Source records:
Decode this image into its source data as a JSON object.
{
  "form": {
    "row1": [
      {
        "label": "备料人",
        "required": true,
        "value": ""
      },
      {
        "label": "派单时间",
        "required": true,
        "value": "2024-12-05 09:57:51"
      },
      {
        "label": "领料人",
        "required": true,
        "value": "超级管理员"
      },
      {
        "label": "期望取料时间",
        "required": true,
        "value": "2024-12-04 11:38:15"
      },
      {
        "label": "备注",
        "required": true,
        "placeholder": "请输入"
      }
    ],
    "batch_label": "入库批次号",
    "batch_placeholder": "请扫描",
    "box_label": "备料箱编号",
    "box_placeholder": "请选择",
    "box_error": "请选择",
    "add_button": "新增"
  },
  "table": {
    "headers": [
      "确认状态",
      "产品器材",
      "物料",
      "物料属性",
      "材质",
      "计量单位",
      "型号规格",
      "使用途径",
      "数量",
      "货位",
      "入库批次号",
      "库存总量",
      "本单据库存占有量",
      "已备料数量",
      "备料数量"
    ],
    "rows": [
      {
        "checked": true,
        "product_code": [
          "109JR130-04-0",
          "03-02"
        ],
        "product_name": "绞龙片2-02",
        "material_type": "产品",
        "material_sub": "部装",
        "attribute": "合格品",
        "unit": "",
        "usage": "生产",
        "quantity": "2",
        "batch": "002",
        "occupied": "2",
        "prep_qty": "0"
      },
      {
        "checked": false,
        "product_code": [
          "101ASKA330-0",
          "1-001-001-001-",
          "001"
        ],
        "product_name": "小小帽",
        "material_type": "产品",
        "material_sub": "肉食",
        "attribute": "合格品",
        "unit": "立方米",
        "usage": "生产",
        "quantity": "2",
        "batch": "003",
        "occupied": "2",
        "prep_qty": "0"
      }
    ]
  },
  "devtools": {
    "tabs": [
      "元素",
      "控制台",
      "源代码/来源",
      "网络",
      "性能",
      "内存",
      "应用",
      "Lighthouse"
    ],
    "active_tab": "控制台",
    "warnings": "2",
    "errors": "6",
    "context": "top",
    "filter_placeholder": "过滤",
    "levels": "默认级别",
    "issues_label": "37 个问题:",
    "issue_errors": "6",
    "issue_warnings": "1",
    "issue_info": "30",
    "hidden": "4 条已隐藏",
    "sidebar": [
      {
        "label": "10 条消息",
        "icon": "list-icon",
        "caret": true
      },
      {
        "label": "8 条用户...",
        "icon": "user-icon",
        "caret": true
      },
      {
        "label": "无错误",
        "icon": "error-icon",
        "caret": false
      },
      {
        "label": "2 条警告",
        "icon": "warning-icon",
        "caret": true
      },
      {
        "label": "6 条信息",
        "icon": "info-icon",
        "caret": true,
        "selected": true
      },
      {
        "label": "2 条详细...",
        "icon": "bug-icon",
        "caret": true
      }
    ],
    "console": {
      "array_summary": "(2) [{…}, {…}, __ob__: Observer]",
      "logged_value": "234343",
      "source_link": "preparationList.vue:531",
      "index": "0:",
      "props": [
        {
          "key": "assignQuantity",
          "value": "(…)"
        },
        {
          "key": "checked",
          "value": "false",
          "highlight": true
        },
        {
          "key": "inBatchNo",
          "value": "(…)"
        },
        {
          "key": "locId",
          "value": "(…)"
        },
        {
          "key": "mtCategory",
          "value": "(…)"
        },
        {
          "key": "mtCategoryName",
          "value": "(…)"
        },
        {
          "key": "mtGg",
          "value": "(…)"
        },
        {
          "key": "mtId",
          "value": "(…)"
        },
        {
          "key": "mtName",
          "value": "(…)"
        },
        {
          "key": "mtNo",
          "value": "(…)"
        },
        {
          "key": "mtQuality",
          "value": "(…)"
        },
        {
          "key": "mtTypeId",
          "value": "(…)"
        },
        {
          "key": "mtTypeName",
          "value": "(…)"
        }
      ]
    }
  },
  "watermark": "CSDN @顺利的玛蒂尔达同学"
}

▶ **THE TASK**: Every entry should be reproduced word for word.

▶ **ANSWER SECTION**:
Decode this image into its source data as a JSON object.
{
  "form": {
    "row1": [
      {
        "label": "备料人",
        "required": true,
        "value": ""
      },
      {
        "label": "派单时间",
        "required": true,
        "value": "2024-12-05 09:57:51"
      },
      {
        "label": "领料人",
        "required": true,
        "value": "超级管理员"
      },
      {
        "label": "期望取料时间",
        "required": true,
        "value": "2024-12-04 11:38:15"
      },
      {
        "label": "备注",
        "required": true,
        "placeholder": "请输入"
      }
    ],
    "batch_label": "入库批次号",
    "batch_placeholder": "请扫描",
    "box_label": "备料箱编号",
    "box_placeholder": "请选择",
    "box_error": "请选择",
    "add_button": "新增"
  },
  "table": {
    "headers": [
      "确认状态",
      "产品器材",
      "物料",
      "物料属性",
      "材质",
      "计量单位",
      "型号规格",
      "使用途径",
      "数量",
      "货位",
      "入库批次号",
      "库存总量",
      "本单据库存占有量",
      "已备料数量",
      "备料数量"
    ],
    "rows": [
      {
        "checked": true,
        "product_code": [
          "109JR130-04-0",
          "03-02"
        ],
        "product_name": "绞龙片2-02",
        "material_type": "产品",
        "material_sub": "部装",
        "attribute": "合格品",
        "unit": "",
        "usage": "生产",
        "quantity": "2",
        "batch": "002",
        "occupied": "2",
        "prep_qty": "0"
      },
      {
        "checked": false,
        "product_code": [
          "101ASKA330-0",
          "1-001-001-001-",
          "001"
        ],
        "product_name": "小小帽",
        "material_type": "产品",
        "material_sub": "肉食",
        "attribute": "合格品",
        "unit": "立方米",
        "usage": "生产",
        "quantity": "2",
        "batch": "003",
        "occupied": "2",
        "prep_qty": "0"
      }
    ]
  },
  "devtools": {
    "tabs": [
      "元素",
      "控制台",
      "源代码/来源",
      "网络",
      "性能",
      "内存",
      "应用",
      "Lighthouse"
    ],
    "active_tab": "控制台",
    "warnings": "2",
    "errors": "6",
    "context": "top",
    "filter_placeholder": "过滤",
    "levels": "默认级别",
    "issues_label": "37 个问题:",
    "issue_errors": "6",
    "issue_warnings": "1",
    "issue_info": "30",
    "hidden": "4 条已隐藏",
    "sidebar": [
      {
        "label": "10 条消息",
        "icon": "list-icon",
        "caret": true
      },
      {
        "label": "8 条用户...",
        "icon": "user-icon",
        "caret": true
      },
      {
        "label": "无错误",
        "icon": "error-icon",
        "caret": false
      },
      {
        "label": "2 条警告",
        "icon": "warning-icon",
        "caret": true
      },
      {
        "label": "6 条信息",
        "icon": "info-icon",
        "caret": true,
        "selected": true
      },
      {
        "label": "2 条详细...",
        "icon": "bug-icon",
        "caret": true
      }
    ],
    "console": {
      "array_summary": "(2) [{…}, {…}, __ob__: Observer]",
      "logged_value": "234343",
      "source_link": "preparationList.vue:531",
      "index": "0:",
      "props": [
        {
          "key": "assignQuantity",
          "value": "(…)"
        },
        {
          "key": "checked",
          "value": "false",
          "highlight": true
        },
        {
          "key": "inBatchNo",
          "value": "(…)"
        },
        {
          "key": "locId",
          "value": "(…)"
        },
        {
          "key": "mtCategory",
          "value": "(…)"
        },
        {
          "key": "mtCategoryName",
          "value": "(…)"
        },
        {
          "key": "mtGg",
          "value": "(…)"
        },
        {
          "key": "mtId",
          "value": "(…)"
        },
        {
          "key": "mtName",
          "value": "(…)"
        },
        {
          "key": "mtNo",
          "value": "(…)"
        },
        {
          "key": "mtQuality",
          "value": "(…)"
        },
        {
          "key": "mtTypeId",
          "value": "(…)"
        },
        {
          "key": "mtTypeName",
          "value": "(…)"
        }
      ]
    }
  },
  "watermark": "CSDN @顺利的玛蒂尔达同学"
}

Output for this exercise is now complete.